══ Excerpted records
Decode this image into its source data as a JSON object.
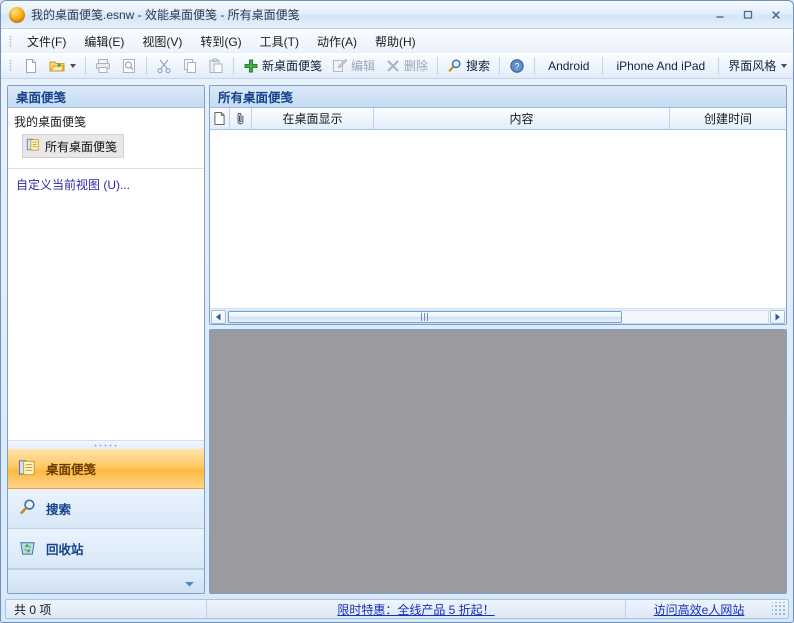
{
  "titlebar": {
    "title": "我的桌面便笺.esnw - 效能桌面便笺 - 所有桌面便笺",
    "minimize_label": "最小化",
    "maximize_label": "最大化",
    "close_label": "关闭"
  },
  "menubar": {
    "items": [
      {
        "label": "文件(F)"
      },
      {
        "label": "编辑(E)"
      },
      {
        "label": "视图(V)"
      },
      {
        "label": "转到(G)"
      },
      {
        "label": "工具(T)"
      },
      {
        "label": "动作(A)"
      },
      {
        "label": "帮助(H)"
      }
    ]
  },
  "toolbar": {
    "new_file": "",
    "open_file": "",
    "print": "",
    "print_preview": "",
    "cut": "",
    "copy": "",
    "paste": "",
    "new_note": "新桌面便笺",
    "edit": "编辑",
    "delete": "删除",
    "search": "搜索",
    "help": "",
    "android": "Android",
    "iphone_ipad": "iPhone And iPad",
    "skin": "界面风格"
  },
  "left_pane": {
    "header": "桌面便笺",
    "tree_root": "我的桌面便笺",
    "tree_node": "所有桌面便笺",
    "custom_view": "自定义当前视图 (U)...",
    "nav_items": [
      {
        "label": "桌面便笺",
        "icon": "note-icon",
        "active": true
      },
      {
        "label": "搜索",
        "icon": "magnifier-icon",
        "active": false
      },
      {
        "label": "回收站",
        "icon": "recycle-bin-icon",
        "active": false
      }
    ]
  },
  "list_pane": {
    "header": "所有桌面便笺",
    "columns": [
      {
        "label": "",
        "icon": "document-icon"
      },
      {
        "label": "",
        "icon": "paperclip-icon"
      },
      {
        "label": "在桌面显示"
      },
      {
        "label": "内容"
      },
      {
        "label": "创建时间"
      }
    ],
    "rows": [],
    "scroll": {
      "thumb_percent": 73
    }
  },
  "statusbar": {
    "count": "共 0 项",
    "promo": "限时特惠：全线产品 5 折起！",
    "site_link": "访问高效e人网站"
  },
  "colors": {
    "accent": "#15428b",
    "active_nav": "#ffb941",
    "preview_bg": "#9b9b9f",
    "border": "#7ba2ce"
  }
}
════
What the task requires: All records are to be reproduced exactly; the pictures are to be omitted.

Result for this task:
Decode this image into its source data as a JSON object.
{
  "titlebar": {
    "title": "我的桌面便笺.esnw - 效能桌面便笺 - 所有桌面便笺",
    "minimize_label": "最小化",
    "maximize_label": "最大化",
    "close_label": "关闭"
  },
  "menubar": {
    "items": [
      {
        "label": "文件(F)"
      },
      {
        "label": "编辑(E)"
      },
      {
        "label": "视图(V)"
      },
      {
        "label": "转到(G)"
      },
      {
        "label": "工具(T)"
      },
      {
        "label": "动作(A)"
      },
      {
        "label": "帮助(H)"
      }
    ]
  },
  "toolbar": {
    "new_file": "",
    "open_file": "",
    "print": "",
    "print_preview": "",
    "cut": "",
    "copy": "",
    "paste": "",
    "new_note": "新桌面便笺",
    "edit": "编辑",
    "delete": "删除",
    "search": "搜索",
    "help": "",
    "android": "Android",
    "iphone_ipad": "iPhone And iPad",
    "skin": "界面风格"
  },
  "left_pane": {
    "header": "桌面便笺",
    "tree_root": "我的桌面便笺",
    "tree_node": "所有桌面便笺",
    "custom_view": "自定义当前视图 (U)...",
    "nav_items": [
      {
        "label": "桌面便笺",
        "icon": "note-icon",
        "active": true
      },
      {
        "label": "搜索",
        "icon": "magnifier-icon",
        "active": false
      },
      {
        "label": "回收站",
        "icon": "recycle-bin-icon",
        "active": false
      }
    ]
  },
  "list_pane": {
    "header": "所有桌面便笺",
    "columns": [
      {
        "label": "",
        "icon": "document-icon"
      },
      {
        "label": "",
        "icon": "paperclip-icon"
      },
      {
        "label": "在桌面显示"
      },
      {
        "label": "内容"
      },
      {
        "label": "创建时间"
      }
    ],
    "rows": [],
    "scroll": {
      "thumb_percent": 73
    }
  },
  "statusbar": {
    "count": "共 0 项",
    "promo": "限时特惠：全线产品 5 折起！",
    "site_link": "访问高效e人网站"
  },
  "colors": {
    "accent": "#15428b",
    "active_nav": "#ffb941",
    "preview_bg": "#9b9b9f",
    "border": "#7ba2ce"
  }
}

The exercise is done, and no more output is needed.